Abrina took this photo of me last year and I am happy to report that the off-the-shoulder trend and all its variations are still in style. The subject of baring shoulders came up with my good friends recently and nothing feels better than a fashion conversation with a friend. We talked about how challenging dressing can be as you age and its affect on your self esteem. Things you once thought nothing about wearing now make you stop and take notice. But as I looked at my friends, beautiful and stunning in their off-the-shoulder tops, I knew they were on to something. As it turns out shoulders don’t seem to age. They are unaffected by the years. We all agreed; rather than focus on what is changing or making us feel insecure, it is so much better to highlight those features that make you feel good.
Photo by Abrina Hyatt
I live dangerously close to a high-end mall; The Short Hills Mall in New Jersey is always hopping – teaming with people, rain or shine. That is why when I read Steven Kurutz’s “An Ode to Shopping Malls” in the New York Times reflection of filmmaker Dan Bell’s powerful Dead Malls Series on YouTube – visual tributes to dead malls in working-class and rural communities across America – I was stunned.

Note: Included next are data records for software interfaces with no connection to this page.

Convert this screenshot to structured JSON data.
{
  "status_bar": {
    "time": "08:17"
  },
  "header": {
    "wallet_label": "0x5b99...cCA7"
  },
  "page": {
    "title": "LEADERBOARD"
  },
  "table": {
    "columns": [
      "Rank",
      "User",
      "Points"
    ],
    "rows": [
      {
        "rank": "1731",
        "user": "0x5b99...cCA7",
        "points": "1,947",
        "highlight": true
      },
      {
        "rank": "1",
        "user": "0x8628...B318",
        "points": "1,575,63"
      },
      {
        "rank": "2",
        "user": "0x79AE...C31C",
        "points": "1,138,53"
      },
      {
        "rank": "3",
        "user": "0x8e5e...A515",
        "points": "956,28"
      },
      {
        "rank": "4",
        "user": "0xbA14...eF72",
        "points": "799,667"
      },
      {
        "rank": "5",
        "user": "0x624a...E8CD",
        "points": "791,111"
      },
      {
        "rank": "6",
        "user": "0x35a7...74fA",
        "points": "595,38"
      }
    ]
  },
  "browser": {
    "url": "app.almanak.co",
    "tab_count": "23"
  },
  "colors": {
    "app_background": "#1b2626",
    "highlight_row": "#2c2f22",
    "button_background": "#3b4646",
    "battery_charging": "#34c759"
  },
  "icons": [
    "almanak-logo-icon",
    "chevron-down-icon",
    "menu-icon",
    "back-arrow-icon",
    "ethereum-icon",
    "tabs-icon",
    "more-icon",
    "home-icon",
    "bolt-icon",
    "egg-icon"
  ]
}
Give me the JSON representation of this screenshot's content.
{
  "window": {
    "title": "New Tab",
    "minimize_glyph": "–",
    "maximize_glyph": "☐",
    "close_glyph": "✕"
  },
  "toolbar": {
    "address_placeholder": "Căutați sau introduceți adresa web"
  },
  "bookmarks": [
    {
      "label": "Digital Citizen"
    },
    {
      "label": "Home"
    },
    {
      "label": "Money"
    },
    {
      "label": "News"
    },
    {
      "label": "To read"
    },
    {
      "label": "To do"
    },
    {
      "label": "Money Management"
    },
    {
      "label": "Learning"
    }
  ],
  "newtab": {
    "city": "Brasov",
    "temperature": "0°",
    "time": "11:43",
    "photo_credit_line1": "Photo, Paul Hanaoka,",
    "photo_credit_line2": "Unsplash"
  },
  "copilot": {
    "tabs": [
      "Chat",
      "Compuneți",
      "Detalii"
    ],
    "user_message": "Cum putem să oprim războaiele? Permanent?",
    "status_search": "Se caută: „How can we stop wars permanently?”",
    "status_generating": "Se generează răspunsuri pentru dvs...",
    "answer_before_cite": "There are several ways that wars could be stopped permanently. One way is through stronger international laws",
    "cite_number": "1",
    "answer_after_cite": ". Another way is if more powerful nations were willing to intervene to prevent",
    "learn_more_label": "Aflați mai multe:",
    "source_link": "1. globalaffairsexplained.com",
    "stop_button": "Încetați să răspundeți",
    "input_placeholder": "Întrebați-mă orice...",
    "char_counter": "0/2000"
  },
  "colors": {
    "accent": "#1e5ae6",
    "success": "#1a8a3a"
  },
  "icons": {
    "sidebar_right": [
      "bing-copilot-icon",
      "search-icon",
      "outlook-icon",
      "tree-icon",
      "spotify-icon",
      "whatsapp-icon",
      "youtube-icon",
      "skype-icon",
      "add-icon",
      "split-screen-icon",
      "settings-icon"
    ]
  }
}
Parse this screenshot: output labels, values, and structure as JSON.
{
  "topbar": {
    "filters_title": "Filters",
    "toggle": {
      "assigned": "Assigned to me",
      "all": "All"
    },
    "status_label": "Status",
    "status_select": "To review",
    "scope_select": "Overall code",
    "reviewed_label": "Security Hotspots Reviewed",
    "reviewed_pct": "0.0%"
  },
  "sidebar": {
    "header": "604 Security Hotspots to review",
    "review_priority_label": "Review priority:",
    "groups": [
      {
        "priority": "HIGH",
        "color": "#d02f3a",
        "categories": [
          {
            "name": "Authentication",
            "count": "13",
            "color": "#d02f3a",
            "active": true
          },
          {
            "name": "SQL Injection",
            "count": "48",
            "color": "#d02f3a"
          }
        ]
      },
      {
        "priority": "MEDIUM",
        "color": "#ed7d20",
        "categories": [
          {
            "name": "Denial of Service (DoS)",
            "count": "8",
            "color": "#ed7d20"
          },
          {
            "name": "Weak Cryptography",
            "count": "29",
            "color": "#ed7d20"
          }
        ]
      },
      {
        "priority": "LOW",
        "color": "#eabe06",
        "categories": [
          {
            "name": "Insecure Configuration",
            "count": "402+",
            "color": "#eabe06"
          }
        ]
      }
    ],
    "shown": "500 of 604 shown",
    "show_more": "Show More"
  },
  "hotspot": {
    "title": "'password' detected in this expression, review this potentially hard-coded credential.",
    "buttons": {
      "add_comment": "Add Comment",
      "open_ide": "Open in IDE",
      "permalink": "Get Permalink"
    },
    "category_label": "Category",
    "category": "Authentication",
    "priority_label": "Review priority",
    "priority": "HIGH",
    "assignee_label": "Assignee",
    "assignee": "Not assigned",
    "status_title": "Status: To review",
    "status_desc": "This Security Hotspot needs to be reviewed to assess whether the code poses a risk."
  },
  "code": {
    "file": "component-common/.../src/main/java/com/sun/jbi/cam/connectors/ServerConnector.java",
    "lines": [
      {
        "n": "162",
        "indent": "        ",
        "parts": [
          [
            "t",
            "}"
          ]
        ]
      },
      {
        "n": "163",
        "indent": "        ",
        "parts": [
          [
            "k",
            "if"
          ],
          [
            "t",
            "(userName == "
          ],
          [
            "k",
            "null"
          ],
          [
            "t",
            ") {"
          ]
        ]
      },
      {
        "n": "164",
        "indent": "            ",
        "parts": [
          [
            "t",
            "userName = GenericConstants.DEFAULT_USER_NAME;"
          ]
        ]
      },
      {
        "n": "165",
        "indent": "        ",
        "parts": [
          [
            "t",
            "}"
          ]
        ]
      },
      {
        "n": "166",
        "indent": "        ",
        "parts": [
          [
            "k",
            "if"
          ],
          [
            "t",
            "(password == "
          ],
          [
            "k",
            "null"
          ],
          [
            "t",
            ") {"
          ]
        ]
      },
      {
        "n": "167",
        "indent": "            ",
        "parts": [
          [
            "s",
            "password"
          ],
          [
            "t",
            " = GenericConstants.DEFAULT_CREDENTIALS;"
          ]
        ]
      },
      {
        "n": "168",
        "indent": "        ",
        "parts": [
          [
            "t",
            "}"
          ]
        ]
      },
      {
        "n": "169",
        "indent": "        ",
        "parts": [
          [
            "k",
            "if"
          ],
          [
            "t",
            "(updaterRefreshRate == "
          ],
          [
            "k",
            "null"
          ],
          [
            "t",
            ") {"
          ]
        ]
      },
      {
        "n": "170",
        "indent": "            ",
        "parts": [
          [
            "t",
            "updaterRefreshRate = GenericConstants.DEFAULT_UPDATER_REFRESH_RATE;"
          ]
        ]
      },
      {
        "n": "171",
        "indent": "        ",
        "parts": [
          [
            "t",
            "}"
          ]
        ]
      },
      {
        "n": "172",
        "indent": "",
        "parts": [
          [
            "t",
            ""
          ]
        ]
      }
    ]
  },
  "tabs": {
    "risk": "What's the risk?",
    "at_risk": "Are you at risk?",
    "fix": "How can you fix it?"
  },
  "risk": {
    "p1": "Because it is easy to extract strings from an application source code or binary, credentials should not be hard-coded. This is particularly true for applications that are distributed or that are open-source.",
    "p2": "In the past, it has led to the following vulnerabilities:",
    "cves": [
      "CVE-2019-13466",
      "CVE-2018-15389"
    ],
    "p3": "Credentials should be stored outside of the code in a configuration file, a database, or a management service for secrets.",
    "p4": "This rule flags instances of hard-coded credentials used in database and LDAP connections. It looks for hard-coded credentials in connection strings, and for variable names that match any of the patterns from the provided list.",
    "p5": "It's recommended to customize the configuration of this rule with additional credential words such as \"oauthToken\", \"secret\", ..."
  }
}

Bell’s inspiration came when he returned to his favorite childhood haunt, The Owings Mills Mall, in the suburbs of Baltimore, Maryland – after almost a decade. It had been that long since Bell had been in that mall, or any mall. The year was 2015, and what Bell found shocked him. “The first moment kind of took my breath away, because it was this entire corridor of nothing … They had loud pop music echoing through the mall, and I’m looking down this corridor, and there’s no people, no stores open,” Mr. Bell said. “It was really a sobering moment.”
Like many of us who grew up in the 1980s, the mall held a special place in our growing up (think of Fast Times at Ridgemont High, 1982!) – shopping, food courts, escalators, make-up trials, socializing – it all happened at the mall. Mr. Bell visits the dead malls only; the ones in rural and working-class communities – he is less interested in the upscale, wealthier malls, where businesses continue to do well. One feels an emptiness watching Bell’s Dead Malls Series, even if you are conflicted with the idea of massive consumerism. I actually never loved malls, I still don’t – but the fact that they are dying leaves me feeling melancholy and lonely. Like a piece of my youth has left me.